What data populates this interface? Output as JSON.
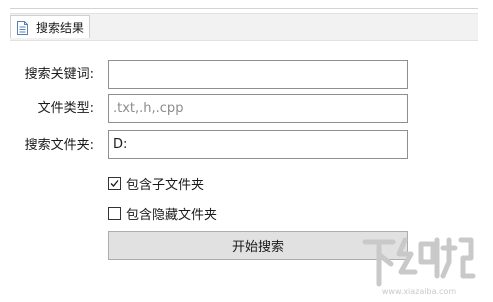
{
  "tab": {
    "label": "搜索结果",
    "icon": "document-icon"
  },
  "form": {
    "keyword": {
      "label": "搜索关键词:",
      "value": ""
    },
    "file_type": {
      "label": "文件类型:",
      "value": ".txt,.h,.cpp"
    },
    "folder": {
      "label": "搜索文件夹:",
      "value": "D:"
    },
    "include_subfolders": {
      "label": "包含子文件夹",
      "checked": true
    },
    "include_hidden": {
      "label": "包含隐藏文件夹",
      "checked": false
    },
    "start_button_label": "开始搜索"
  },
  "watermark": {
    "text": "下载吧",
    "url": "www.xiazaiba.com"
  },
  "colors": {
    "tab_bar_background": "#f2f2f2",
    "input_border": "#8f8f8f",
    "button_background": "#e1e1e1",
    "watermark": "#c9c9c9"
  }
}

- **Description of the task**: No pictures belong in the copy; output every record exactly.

- **Exercise output**:
What data populates this interface? Output as JSON.
{
  "tab": {
    "label": "搜索结果",
    "icon": "document-icon"
  },
  "form": {
    "keyword": {
      "label": "搜索关键词:",
      "value": ""
    },
    "file_type": {
      "label": "文件类型:",
      "value": ".txt,.h,.cpp"
    },
    "folder": {
      "label": "搜索文件夹:",
      "value": "D:"
    },
    "include_subfolders": {
      "label": "包含子文件夹",
      "checked": true
    },
    "include_hidden": {
      "label": "包含隐藏文件夹",
      "checked": false
    },
    "start_button_label": "开始搜索"
  },
  "watermark": {
    "text": "下载吧",
    "url": "www.xiazaiba.com"
  },
  "colors": {
    "tab_bar_background": "#f2f2f2",
    "input_border": "#8f8f8f",
    "button_background": "#e1e1e1",
    "watermark": "#c9c9c9"
  }
}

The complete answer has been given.